1. When interacting with patients and their families, the health care professional communicates effectively and demonstrates caring and respectful behaviors.
2. Essential and accurate information about the patients’ is gathered.
3. Informed decisions about diagnostic and therapeutic interventions based on patient information and preferences, up-to-date scientific evidence, and clinical judgment is made.
4. Patient management plans are developed and carried out.
5. Patients and their families are counseled and educated.
7. All medical and invasive procedures considered essential for the area of practice are competently performed.
8. Health care services aimed at preventing health problems or maintaining health are provided.
9. Patient-focused care is provided by working with health care professionals, including those from other disciplines.
10. An investigatory and analytic thinking approach to the clinical situation is demonstrated.
11. Basic and clinically supportive sciences appropriate to their discipline are known and applied.
13. Information about other populations of patients, especially the larger population from which this patient is drawn, is obtained and used.
19. The health professional works effectively with others as a member or leader of a health care team or other professional group.
23. Differing types of medical practice and delivery systems including methods of controlling health care costs and allocating resources are known.
24. Cost-effective health care and resource allocation that does not compromise quality of care is practiced.
25. Quality patient care and assisting patients in dealing with system complexities is advocated.
26. Partnering with health care managers and health care providers to assess, coordinate, and improve health care and how these activities can affect system performance are known.

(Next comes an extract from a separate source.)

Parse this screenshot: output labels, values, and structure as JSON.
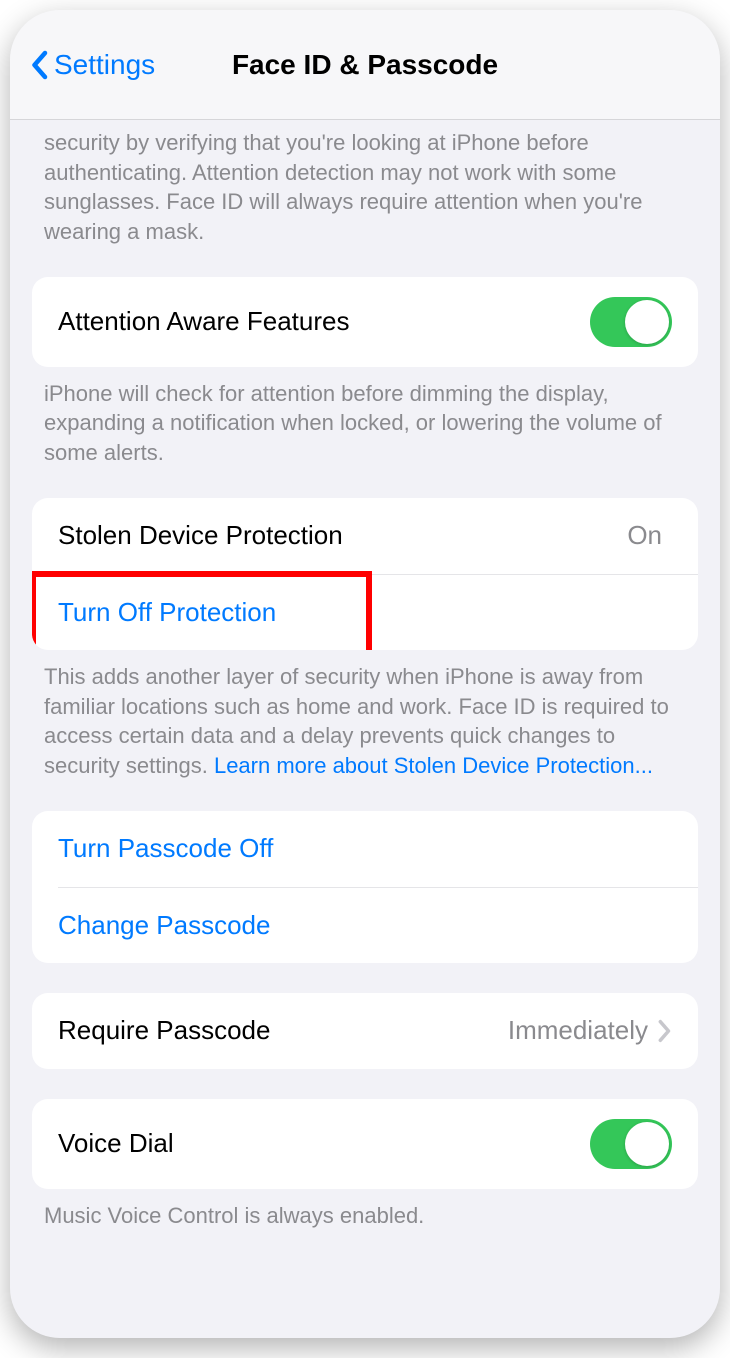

Donna M. D’Alessandro, MD
Professor of Pediatrics, University of Iowa Children’s Hospital